Bordeaux's cru bourgeois châteaux are facing their first official classification since 1932 – but some growers believe the new system may not benefit them.

The scheme, spearheaded by the Syndicat des Crus Bourgeois du Médoc, will group properties into three categories: Cru Bourgeois, Cru Bourgeois Supérieurs and the top level, Cru Bourgeois Exceptionnels. The aim is to give cru bourgeois producers a clearer hierarchy and make their wines more understandable for the consumer. Until now, the wines have simply been labelled ‘Cru Bourgeois’.

Dominique Hessel, president of Syndicat des Crus Bourgeois du Médoc, said the ranking gives a better outline of cru bourgeois properties. ‘It is also recognition for our better producers and it provides real initiative for lower quality properties to raise their levels,’ he said.

With only a few weeks until the application deadline, Jean-Marie de Buhan of négociant Borie-Manoux feels all cru bourgeois properties must sign up. ‘The average consumers are lost when it comes to the range of these wines – we need to re-shuffle the cards inside the cru bourgeois,’ he said.

The optional scheme, which has an entry fee of FF3,000 (US$405), involves a property submitting a list of information, from history to vinification methods, as well as providing examples of their wine from six vintages (1994-1999), tasted by a jury. The classification results will be announced at Vinexpo 2003, and then revised every twelve years, similar to in Saint-Emilion.

Château Charmail’s Olivier Sèze thinks the Syndicat is missing the point with its criteria. ‘Wine is the only important thing for the consumer. For the Syndicat, it is a list of ten things.’ Sèze may not even apply to the project. ‘I am undecided, I really don’t think it would do us much good,’ he said.

Bigger cru bourgeois names, considered by many as making quality wine at the level of some classified growths, remain cautious.
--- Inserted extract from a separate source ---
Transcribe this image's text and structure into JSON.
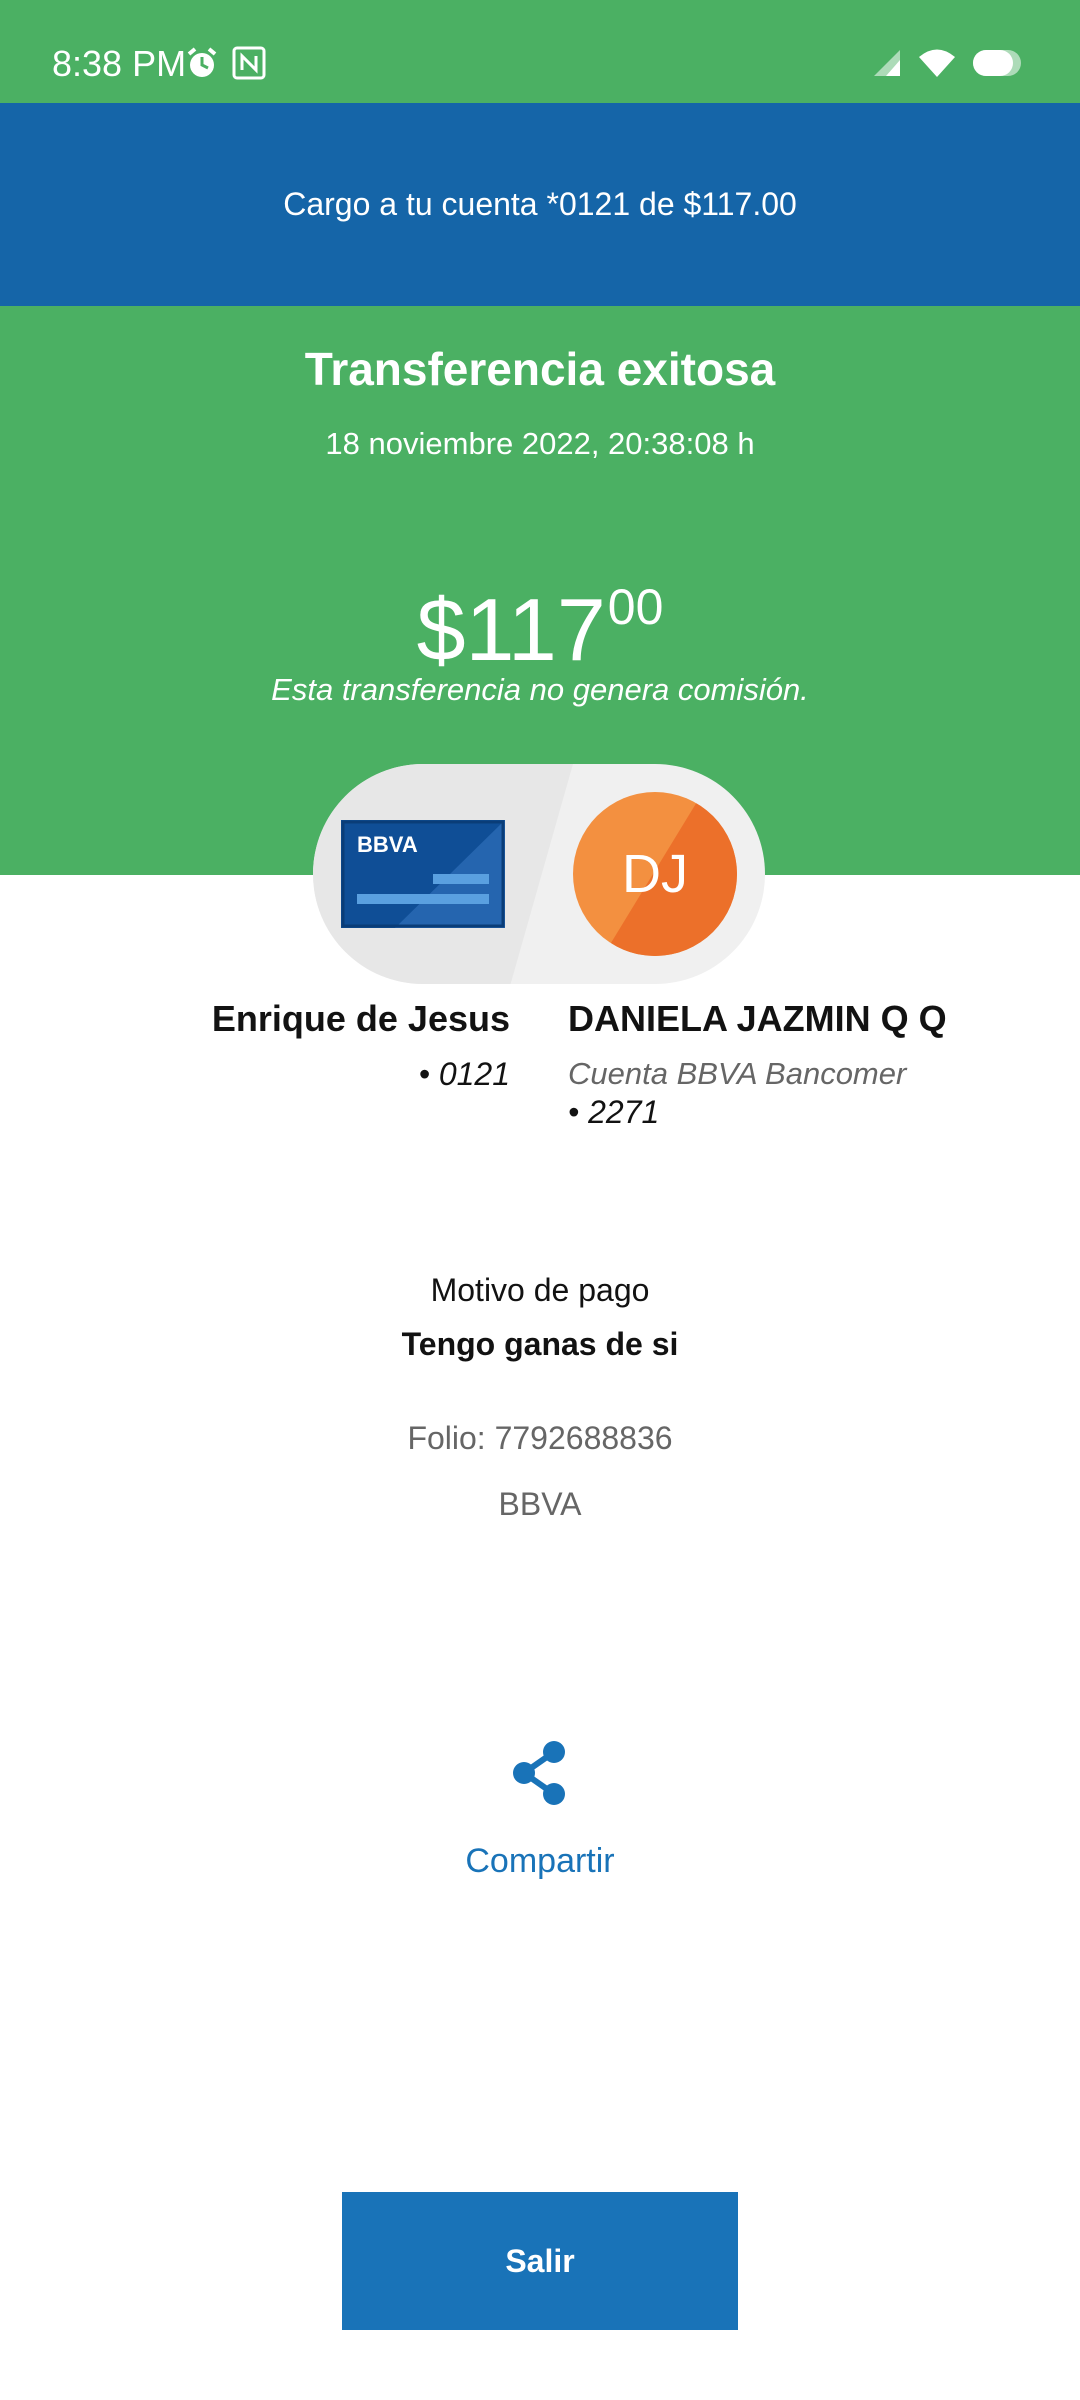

Phélan Ségur’s Thierry Gardinier has not decided whether to participate, and he said there are some other ‘maybes’ among the bigger châteaux.

Jean-Claude Rouzaud, vice president of Champagne house Louis Roederer and owner of Château de Pez, believes that better producers will profit from the move. ‘It will help the good producers and the cru bourgeois name – and I hope they declassify the lesser wines,’ he said.

Hessel said châteaux opting out could cause confusion. ‘It would be confusing if big names decide not to participate in the scheme – but hopefully consumers recognise big names from their reputation. The rest need classifying.’

Borie-Manoux boss, Phillipe Casteja, believes the scheme will be more useful for appellations with less-recognised properties, the Médoc in particular. ‘For other estates, it is not so important,’ he added.

Written by Tom Chippendale28 November 2001